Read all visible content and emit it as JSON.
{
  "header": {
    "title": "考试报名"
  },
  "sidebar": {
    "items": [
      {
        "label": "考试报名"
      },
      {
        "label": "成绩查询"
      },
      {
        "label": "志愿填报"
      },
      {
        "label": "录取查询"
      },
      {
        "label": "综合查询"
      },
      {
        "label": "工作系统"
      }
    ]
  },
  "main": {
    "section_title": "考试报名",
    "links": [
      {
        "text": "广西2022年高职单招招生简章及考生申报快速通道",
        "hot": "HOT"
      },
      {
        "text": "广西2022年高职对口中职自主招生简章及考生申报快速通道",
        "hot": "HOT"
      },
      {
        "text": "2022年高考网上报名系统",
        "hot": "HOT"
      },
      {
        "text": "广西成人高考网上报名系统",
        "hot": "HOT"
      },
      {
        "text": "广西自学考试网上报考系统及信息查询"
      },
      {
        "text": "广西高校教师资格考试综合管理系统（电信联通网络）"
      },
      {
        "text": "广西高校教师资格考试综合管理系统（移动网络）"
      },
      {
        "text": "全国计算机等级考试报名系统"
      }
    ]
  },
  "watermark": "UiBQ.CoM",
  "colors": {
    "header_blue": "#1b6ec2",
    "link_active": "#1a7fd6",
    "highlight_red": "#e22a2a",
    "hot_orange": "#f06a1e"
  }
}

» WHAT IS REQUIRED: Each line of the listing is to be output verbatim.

» ANSWER TO THIS EXERCISE:
Read all visible content and emit it as JSON.
{
  "header": {
    "title": "考试报名"
  },
  "sidebar": {
    "items": [
      {
        "label": "考试报名"
      },
      {
        "label": "成绩查询"
      },
      {
        "label": "志愿填报"
      },
      {
        "label": "录取查询"
      },
      {
        "label": "综合查询"
      },
      {
        "label": "工作系统"
      }
    ]
  },
  "main": {
    "section_title": "考试报名",
    "links": [
      {
        "text": "广西2022年高职单招招生简章及考生申报快速通道",
        "hot": "HOT"
      },
      {
        "text": "广西2022年高职对口中职自主招生简章及考生申报快速通道",
        "hot": "HOT"
      },
      {
        "text": "2022年高考网上报名系统",
        "hot": "HOT"
      },
      {
        "text": "广西成人高考网上报名系统",
        "hot": "HOT"
      },
      {
        "text": "广西自学考试网上报考系统及信息查询"
      },
      {
        "text": "广西高校教师资格考试综合管理系统（电信联通网络）"
      },
      {
        "text": "广西高校教师资格考试综合管理系统（移动网络）"
      },
      {
        "text": "全国计算机等级考试报名系统"
      }
    ]
  },
  "watermark": "UiBQ.CoM",
  "colors": {
    "header_blue": "#1b6ec2",
    "link_active": "#1a7fd6",
    "highlight_red": "#e22a2a",
    "hot_orange": "#f06a1e"
  }
}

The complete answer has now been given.